┌────────
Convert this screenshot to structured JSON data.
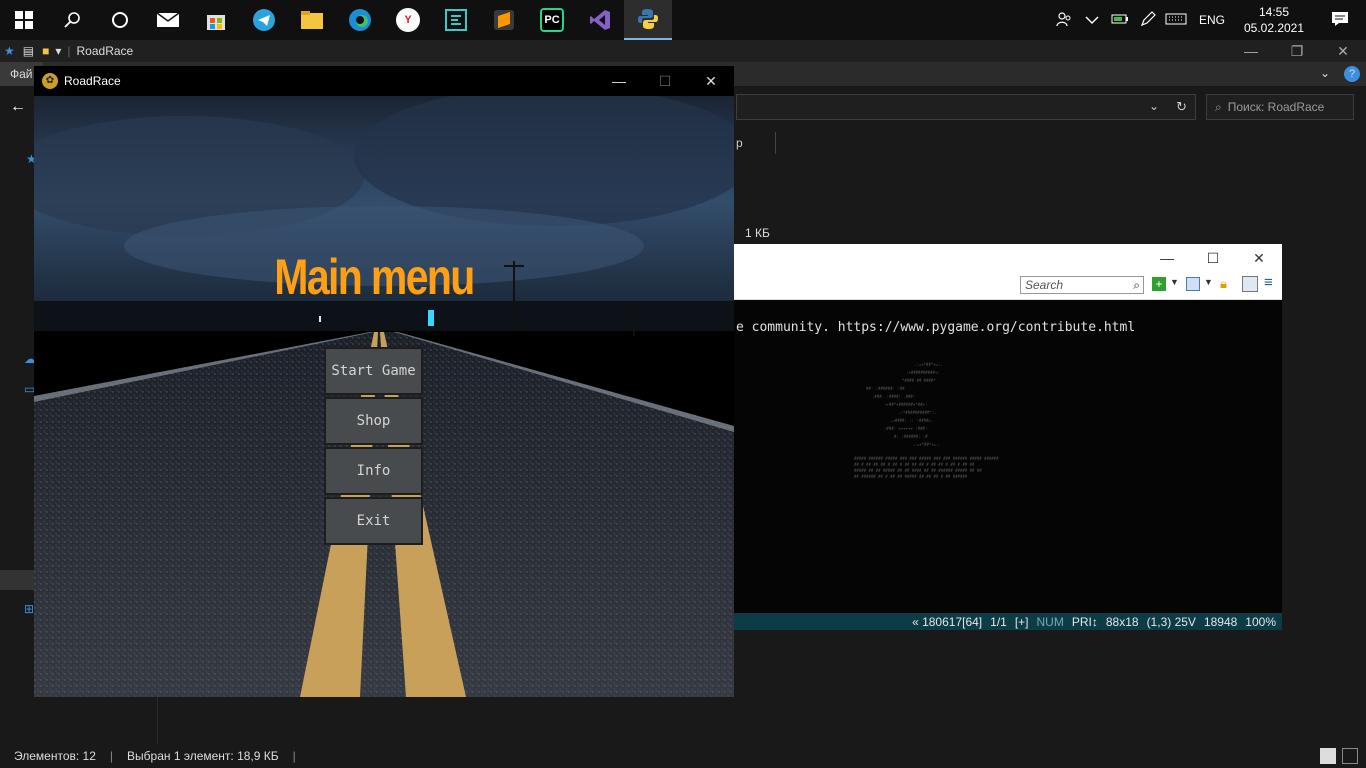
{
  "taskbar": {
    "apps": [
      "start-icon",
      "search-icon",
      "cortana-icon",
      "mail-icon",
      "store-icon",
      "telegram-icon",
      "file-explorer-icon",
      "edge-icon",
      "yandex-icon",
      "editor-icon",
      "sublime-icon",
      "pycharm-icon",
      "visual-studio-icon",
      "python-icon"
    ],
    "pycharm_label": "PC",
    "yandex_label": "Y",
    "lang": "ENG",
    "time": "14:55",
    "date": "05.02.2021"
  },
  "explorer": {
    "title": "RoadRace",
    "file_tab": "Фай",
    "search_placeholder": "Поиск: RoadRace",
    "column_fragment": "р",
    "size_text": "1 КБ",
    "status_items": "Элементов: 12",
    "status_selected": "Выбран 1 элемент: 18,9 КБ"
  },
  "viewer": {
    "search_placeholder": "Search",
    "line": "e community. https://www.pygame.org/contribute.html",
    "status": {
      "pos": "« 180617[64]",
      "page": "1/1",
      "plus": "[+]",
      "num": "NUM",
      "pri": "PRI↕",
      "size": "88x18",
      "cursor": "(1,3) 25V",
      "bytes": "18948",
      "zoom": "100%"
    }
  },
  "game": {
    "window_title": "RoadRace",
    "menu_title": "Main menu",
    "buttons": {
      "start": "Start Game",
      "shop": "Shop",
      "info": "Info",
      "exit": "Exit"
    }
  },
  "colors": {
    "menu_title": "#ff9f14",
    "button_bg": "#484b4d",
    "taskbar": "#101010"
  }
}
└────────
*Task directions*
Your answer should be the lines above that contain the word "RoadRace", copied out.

*Output of the exercise*
    "title": "RoadRace",
    "search_placeholder": "Поиск: RoadRace",
    "window_title": "RoadRace",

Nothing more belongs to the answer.